Carpenters key to a changing landscape in sustainable building
The Toronto skyline is rapidly changing. Mass timber structures are springing up among the concrete and steel jungle. The newest addition to Toronto’s waterfront is underway at George Brown College, the site of Ontario’s tallest mass timber structure.
Toronto’s Moriyama & Teshima Architects designed the 10-storey structure, called Limberlost Place, along with Acton Ostry, the architects of Tallwood House at the University of British Columbia, the tallest mass timber structure in Canada.
The eco-friendly design, is one of the latest examples of innovation and sustainable development. Once completed, the building, located on the corner of Queens Quay East and Lower Sherbourne St, will be capable of capturing green energy from its surrounding environment through the use of solar chimneys, rooftop solar panels and deep-water cooling systems.
The structure will include over 15,500 cubic metres of sustainably harvested wood products capable of storing just over 12,700 metric tonnes of carbon dioxide. The environmentally sustainable design is part of a greater movement to help fight climate change and achieve net-zero emissions.
When complete, the building will be capable of generating the same energy it uses. In terms of carbon and energy savings, the more than 4,900 metric tonnes of carbon dioxide avoided in greenhouse gas emissions translates to removing 3,740 cars from the road for one year.
The construction industry is at the forefront of technology.

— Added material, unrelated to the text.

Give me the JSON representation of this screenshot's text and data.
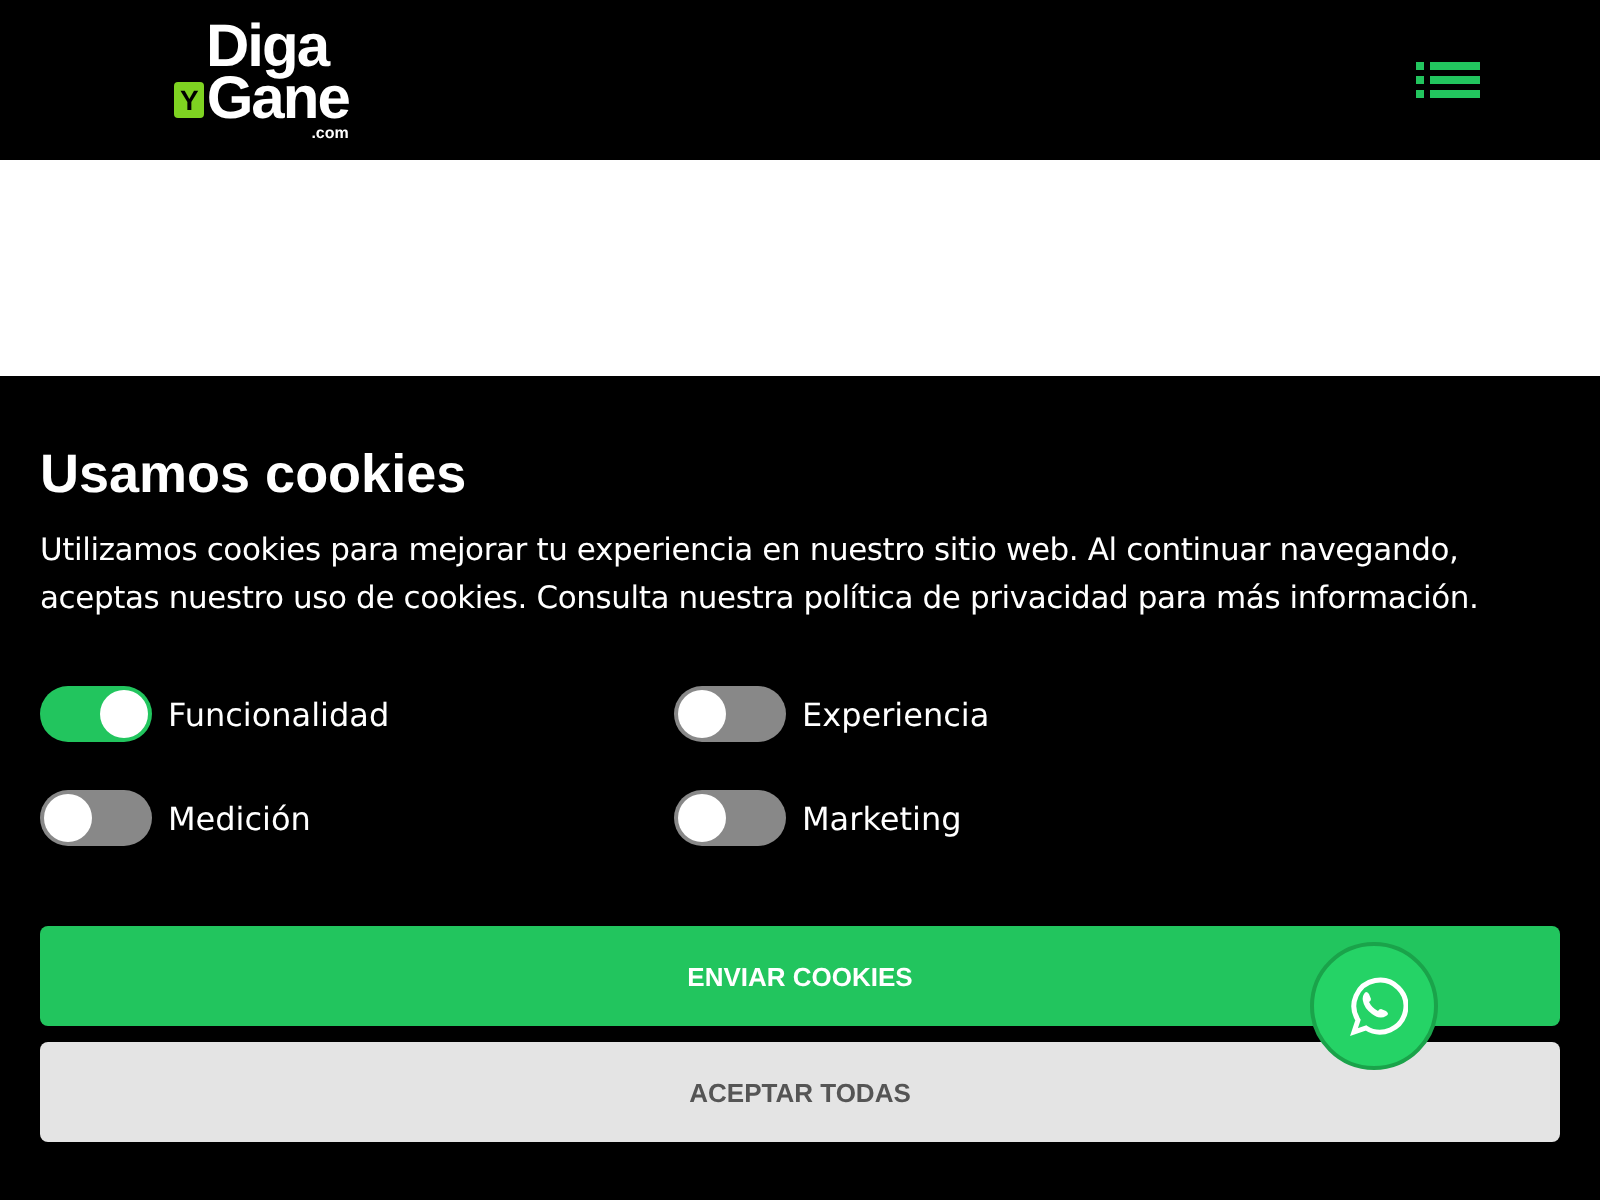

Mass timber is just one example of the industry’s constant innovation of building materials and methods in a changing world. The College of Carpenters and Allied Trades (CCAT) is a key player in training the next generation of carpenters in the fundamentals of mass timber construction at their facility in Woodbridge, Ontario.
Currently, CCAT is the only institution in Canada offering a four-week course that teaches students the skills to necessary to construct mass timber structures. Mike Yorke, President of the Carpenters’ District Council of Ontario told the Corriere, “carpenters are setting standards and the benchmark high in terms of training for new evolutionary development in construction”.
As the city scape continues to evolve, mass timber projects are part of that evolutionary change. “The public sector is leading the way”, Mr. Yorke commented. Other projects well underway include Centennial College’s Progress Campus in Scarborough, the city’s first educational institution to start erecting the mass timber structure earlier this Fall. Another three-story mass timber project is currently under construction; it will house the Ontario Secondary School Teachers Federation Headquarters.
The use of wood products like mass timber, (strips of wood laminated together to form strong structural building components) in construction, provide a durable alternative to conventional materials like concreate and steel. Furthermore, mass timber projects generally produce less waste, less pollution, help minimize greenhouse gas emissions and render a more esthetically pleasing structure.
Not only is the raw material a natural renewable resource found in forests covering 40% of Canada’s land mass, the process of forest management and wood manufacturing help support resource-based communities by creating job opportunities and drive economic growth.
Photo credit: Limberlost Place, George Brown College. Image courtesy Moriyama & Teshima Architects and Acton Ostry